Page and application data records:
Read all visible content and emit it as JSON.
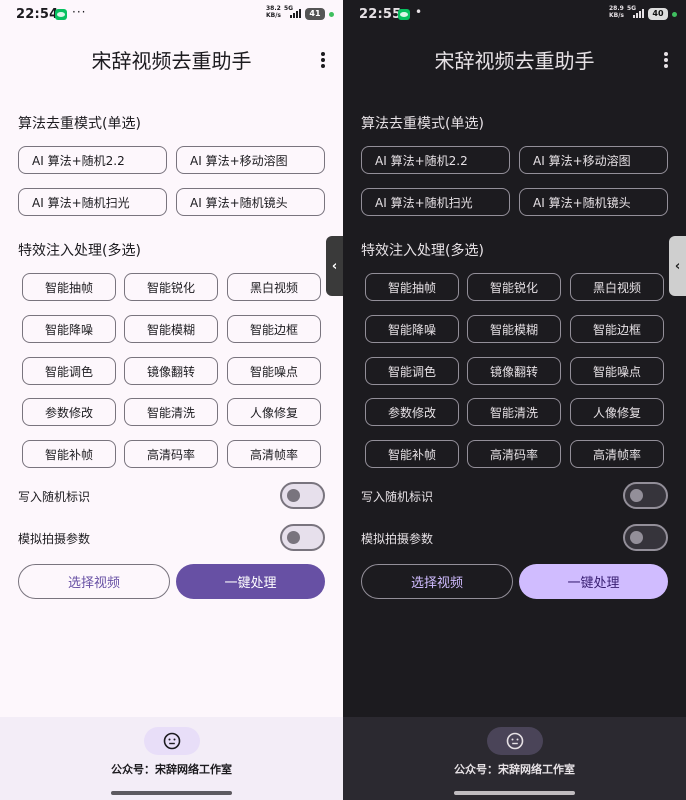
{
  "screens": [
    {
      "status": {
        "time": "22:54",
        "speed_value": "38.2",
        "speed_unit": "KB/s",
        "network": "5G",
        "battery": "41"
      },
      "title": "宋辞视频去重助手"
    },
    {
      "status": {
        "time": "22:55",
        "speed_value": "28.9",
        "speed_unit": "KB/s",
        "network": "5G",
        "battery": "40"
      },
      "title": "宋辞视频去重助手"
    }
  ],
  "algo": {
    "heading": "算法去重模式(单选)",
    "options": [
      "AI 算法+随机2.2",
      "AI 算法+移动溶图",
      "AI 算法+随机扫光",
      "AI 算法+随机镜头"
    ]
  },
  "effects": {
    "heading": "特效注入处理(多选)",
    "items": [
      "智能抽帧",
      "智能锐化",
      "黑白视频",
      "智能降噪",
      "智能模糊",
      "智能边框",
      "智能调色",
      "镜像翻转",
      "智能噪点",
      "参数修改",
      "智能清洗",
      "人像修复",
      "智能补帧",
      "高清码率",
      "高清帧率"
    ]
  },
  "toggles": [
    {
      "label": "写入随机标识",
      "on": false
    },
    {
      "label": "模拟拍摄参数",
      "on": false
    }
  ],
  "actions": {
    "select": "选择视频",
    "process": "一键处理"
  },
  "footer": {
    "text": "公众号：宋辞网络工作室"
  },
  "icons": {
    "menu": "more-vert-icon",
    "face": "face-icon",
    "edge": "chevron-left-icon"
  },
  "colors": {
    "primary_light": "#6750a4",
    "primary_dark": "#d0bcff",
    "bg_light": "#fdf7fc",
    "bg_dark": "#1c1b1f"
  }
}
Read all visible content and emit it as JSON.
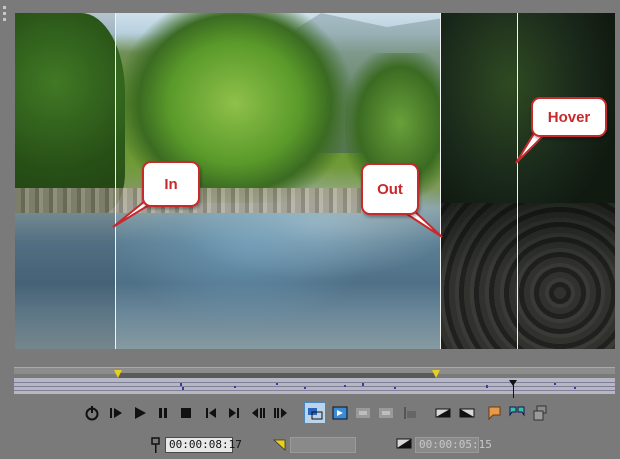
{
  "callouts": {
    "in": "In",
    "out": "Out",
    "hover": "Hover"
  },
  "fields": {
    "in_time": "00:00:08:17",
    "out_time": "",
    "length": "00:00:05:15"
  },
  "icons": {
    "loop": "loop-icon",
    "play_from_start": "play-from-start-icon",
    "play": "play-icon",
    "pause": "pause-icon",
    "stop": "stop-icon",
    "prev_frame": "previous-frame-icon",
    "next_frame": "next-frame-icon",
    "mark_in": "mark-in-icon",
    "mark_out": "mark-out-icon"
  },
  "colors": {
    "callout_border": "#c8292b",
    "active_button": "#bcd4ea",
    "region_flag": "#e8d020"
  }
}
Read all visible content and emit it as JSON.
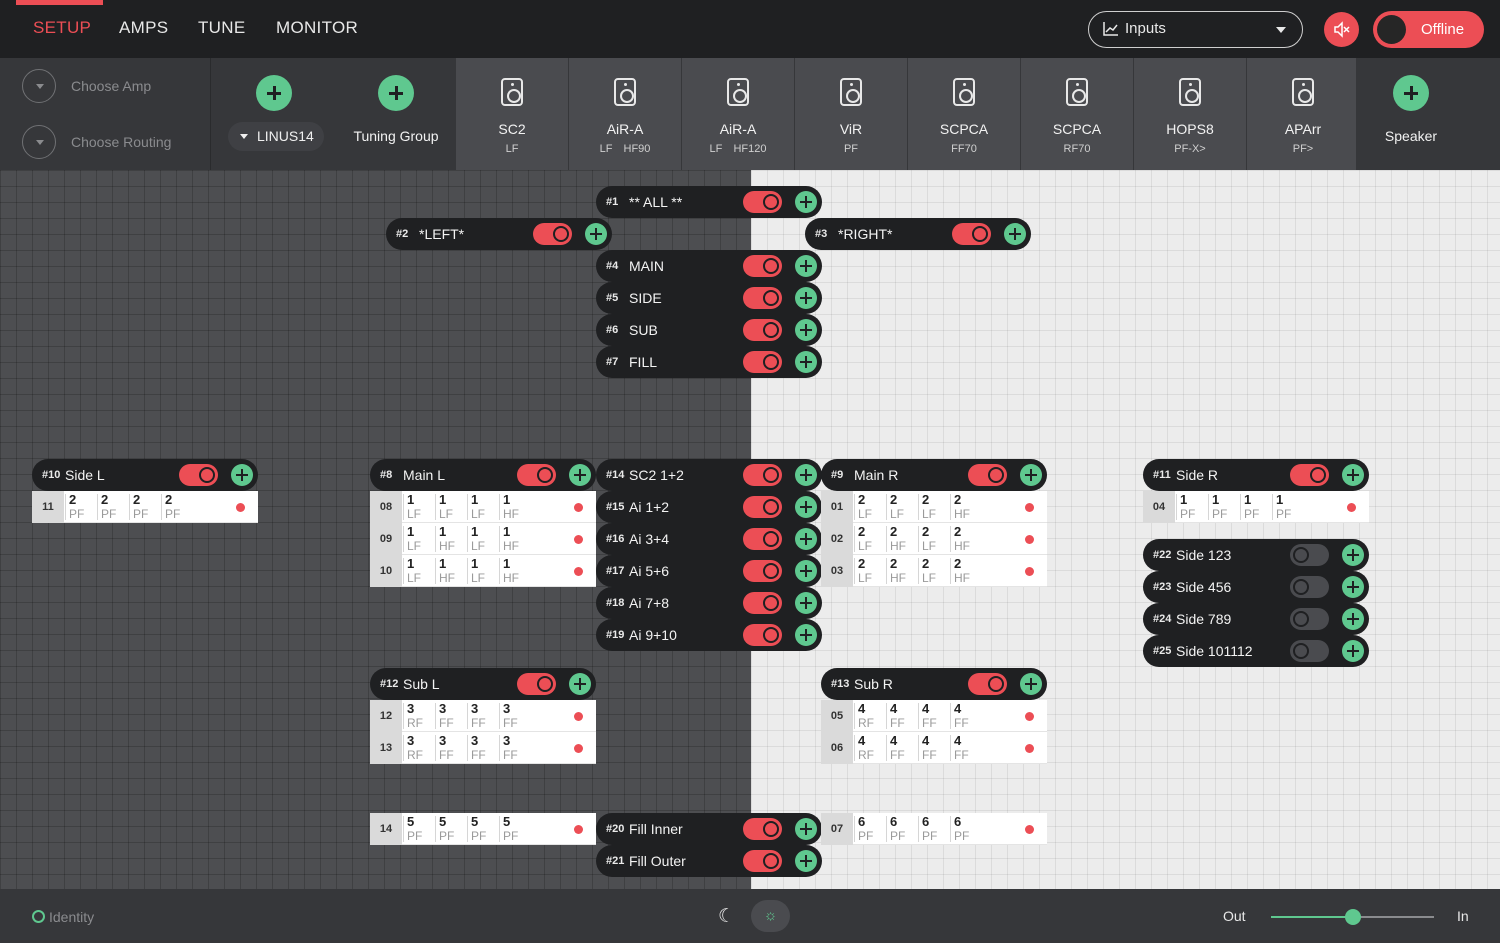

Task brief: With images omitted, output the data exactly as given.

Solved problem:
Read all visible content and emit it as JSON.
{
  "screens": [
    {
      "status": {
        "time": "22:54",
        "speed_value": "38.2",
        "speed_unit": "KB/s",
        "network": "5G",
        "battery": "41"
      },
      "title": "宋辞视频去重助手"
    },
    {
      "status": {
        "time": "22:55",
        "speed_value": "28.9",
        "speed_unit": "KB/s",
        "network": "5G",
        "battery": "40"
      },
      "title": "宋辞视频去重助手"
    }
  ],
  "algo": {
    "heading": "算法去重模式(单选)",
    "options": [
      "AI 算法+随机2.2",
      "AI 算法+移动溶图",
      "AI 算法+随机扫光",
      "AI 算法+随机镜头"
    ]
  },
  "effects": {
    "heading": "特效注入处理(多选)",
    "items": [
      "智能抽帧",
      "智能锐化",
      "黑白视频",
      "智能降噪",
      "智能模糊",
      "智能边框",
      "智能调色",
      "镜像翻转",
      "智能噪点",
      "参数修改",
      "智能清洗",
      "人像修复",
      "智能补帧",
      "高清码率",
      "高清帧率"
    ]
  },
  "toggles": [
    {
      "label": "写入随机标识",
      "on": false
    },
    {
      "label": "模拟拍摄参数",
      "on": false
    }
  ],
  "actions": {
    "select": "选择视频",
    "process": "一键处理"
  },
  "footer": {
    "text": "公众号：宋辞网络工作室"
  },
  "icons": {
    "menu": "more-vert-icon",
    "face": "face-icon",
    "edge": "chevron-left-icon"
  },
  "colors": {
    "primary_light": "#6750a4",
    "primary_dark": "#d0bcff",
    "bg_light": "#fdf7fc",
    "bg_dark": "#1c1b1f"
  }
}
Read all visible content and emit it as JSON.
{
  "callouts": {
    "in": "In",
    "out": "Out",
    "hover": "Hover"
  },
  "fields": {
    "in_time": "00:00:08:17",
    "out_time": "",
    "length": "00:00:05:15"
  },
  "icons": {
    "loop": "loop-icon",
    "play_from_start": "play-from-start-icon",
    "play": "play-icon",
    "pause": "pause-icon",
    "stop": "stop-icon",
    "prev_frame": "previous-frame-icon",
    "next_frame": "next-frame-icon",
    "mark_in": "mark-in-icon",
    "mark_out": "mark-out-icon"
  },
  "colors": {
    "callout_border": "#c8292b",
    "active_button": "#bcd4ea",
    "region_flag": "#e8d020"
  }
}
Read all visible content and emit it as JSON.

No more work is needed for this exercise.